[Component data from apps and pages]
------------------------------------------------

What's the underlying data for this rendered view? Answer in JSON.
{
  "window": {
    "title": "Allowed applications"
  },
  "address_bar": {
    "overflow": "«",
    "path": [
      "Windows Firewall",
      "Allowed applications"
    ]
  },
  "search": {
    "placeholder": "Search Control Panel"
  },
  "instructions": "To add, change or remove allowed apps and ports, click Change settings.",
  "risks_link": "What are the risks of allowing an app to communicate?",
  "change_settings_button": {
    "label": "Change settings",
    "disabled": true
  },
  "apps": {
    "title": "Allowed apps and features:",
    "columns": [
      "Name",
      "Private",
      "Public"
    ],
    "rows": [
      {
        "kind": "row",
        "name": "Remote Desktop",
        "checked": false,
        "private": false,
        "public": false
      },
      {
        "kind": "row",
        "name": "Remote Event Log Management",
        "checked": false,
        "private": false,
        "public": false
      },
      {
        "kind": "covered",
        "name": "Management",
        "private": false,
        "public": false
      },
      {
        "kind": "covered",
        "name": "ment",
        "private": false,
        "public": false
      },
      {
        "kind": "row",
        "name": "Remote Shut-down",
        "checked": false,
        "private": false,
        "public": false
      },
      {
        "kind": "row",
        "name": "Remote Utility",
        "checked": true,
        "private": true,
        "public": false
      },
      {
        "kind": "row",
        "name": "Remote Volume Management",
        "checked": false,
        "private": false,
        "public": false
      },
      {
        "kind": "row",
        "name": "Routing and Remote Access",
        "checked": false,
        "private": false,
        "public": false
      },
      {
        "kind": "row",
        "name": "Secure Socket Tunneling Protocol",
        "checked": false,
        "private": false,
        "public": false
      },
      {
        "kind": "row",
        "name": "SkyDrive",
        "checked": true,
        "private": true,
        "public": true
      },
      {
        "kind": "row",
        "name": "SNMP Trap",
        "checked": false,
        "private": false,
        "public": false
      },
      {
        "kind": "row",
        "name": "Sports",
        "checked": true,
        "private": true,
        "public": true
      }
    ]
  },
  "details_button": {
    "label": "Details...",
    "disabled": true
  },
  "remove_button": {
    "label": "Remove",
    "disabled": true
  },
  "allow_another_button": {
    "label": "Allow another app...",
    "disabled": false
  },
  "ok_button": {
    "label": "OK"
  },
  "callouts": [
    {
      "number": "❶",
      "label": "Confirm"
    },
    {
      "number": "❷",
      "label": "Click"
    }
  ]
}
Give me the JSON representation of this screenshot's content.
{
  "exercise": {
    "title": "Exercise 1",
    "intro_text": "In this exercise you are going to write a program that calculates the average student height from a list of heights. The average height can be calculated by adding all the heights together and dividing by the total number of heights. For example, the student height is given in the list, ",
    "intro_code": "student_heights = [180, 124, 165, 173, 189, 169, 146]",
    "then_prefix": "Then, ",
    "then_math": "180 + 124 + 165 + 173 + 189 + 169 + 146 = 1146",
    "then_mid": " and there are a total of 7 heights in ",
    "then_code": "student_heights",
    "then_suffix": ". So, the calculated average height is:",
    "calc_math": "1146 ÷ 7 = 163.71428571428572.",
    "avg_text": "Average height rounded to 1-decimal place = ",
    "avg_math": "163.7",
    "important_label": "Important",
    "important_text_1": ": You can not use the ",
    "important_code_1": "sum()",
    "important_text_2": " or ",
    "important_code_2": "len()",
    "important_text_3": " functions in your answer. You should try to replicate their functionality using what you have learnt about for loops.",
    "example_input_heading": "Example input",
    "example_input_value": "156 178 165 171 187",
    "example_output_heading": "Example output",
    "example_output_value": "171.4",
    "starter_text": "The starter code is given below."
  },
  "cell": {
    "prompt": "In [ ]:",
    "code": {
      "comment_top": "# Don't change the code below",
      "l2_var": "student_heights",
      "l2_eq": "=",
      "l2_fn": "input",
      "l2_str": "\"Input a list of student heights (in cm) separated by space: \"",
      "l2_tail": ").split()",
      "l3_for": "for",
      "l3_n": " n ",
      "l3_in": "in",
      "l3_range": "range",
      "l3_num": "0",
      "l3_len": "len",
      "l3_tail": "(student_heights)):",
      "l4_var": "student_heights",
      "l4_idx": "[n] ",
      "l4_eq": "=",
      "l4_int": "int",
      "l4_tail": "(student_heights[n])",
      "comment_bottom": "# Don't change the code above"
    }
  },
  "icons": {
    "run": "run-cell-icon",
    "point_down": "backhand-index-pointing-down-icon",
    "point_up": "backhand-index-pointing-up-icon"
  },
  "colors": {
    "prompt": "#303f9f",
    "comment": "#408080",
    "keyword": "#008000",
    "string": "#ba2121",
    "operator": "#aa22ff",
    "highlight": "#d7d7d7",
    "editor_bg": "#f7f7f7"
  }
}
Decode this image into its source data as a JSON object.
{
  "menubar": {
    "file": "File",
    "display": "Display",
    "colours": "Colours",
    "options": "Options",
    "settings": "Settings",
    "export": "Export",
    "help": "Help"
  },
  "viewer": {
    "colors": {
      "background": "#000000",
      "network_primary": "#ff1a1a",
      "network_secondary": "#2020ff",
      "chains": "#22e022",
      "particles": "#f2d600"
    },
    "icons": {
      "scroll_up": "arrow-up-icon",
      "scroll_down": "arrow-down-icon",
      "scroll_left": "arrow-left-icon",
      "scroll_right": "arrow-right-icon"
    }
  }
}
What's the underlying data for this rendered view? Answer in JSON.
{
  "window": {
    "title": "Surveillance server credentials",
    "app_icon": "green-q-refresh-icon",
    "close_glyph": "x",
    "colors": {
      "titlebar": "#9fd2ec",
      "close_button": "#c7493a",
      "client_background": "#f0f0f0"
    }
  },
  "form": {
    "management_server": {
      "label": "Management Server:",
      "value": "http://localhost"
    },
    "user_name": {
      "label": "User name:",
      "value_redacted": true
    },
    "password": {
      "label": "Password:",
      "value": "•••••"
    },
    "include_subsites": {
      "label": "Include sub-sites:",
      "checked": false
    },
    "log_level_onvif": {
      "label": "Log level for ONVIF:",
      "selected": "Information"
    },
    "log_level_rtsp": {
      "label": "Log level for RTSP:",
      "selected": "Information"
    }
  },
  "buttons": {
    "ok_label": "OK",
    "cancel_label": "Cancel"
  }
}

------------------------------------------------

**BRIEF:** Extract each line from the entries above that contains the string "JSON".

**SOLUTION TO THIS EXERCISE:**
What's the underlying data for this rendered view? Answer in JSON.
Give me the JSON representation of this screenshot's content.
Decode this image into its source data as a JSON object.
What's the underlying data for this rendered view? Answer in JSON.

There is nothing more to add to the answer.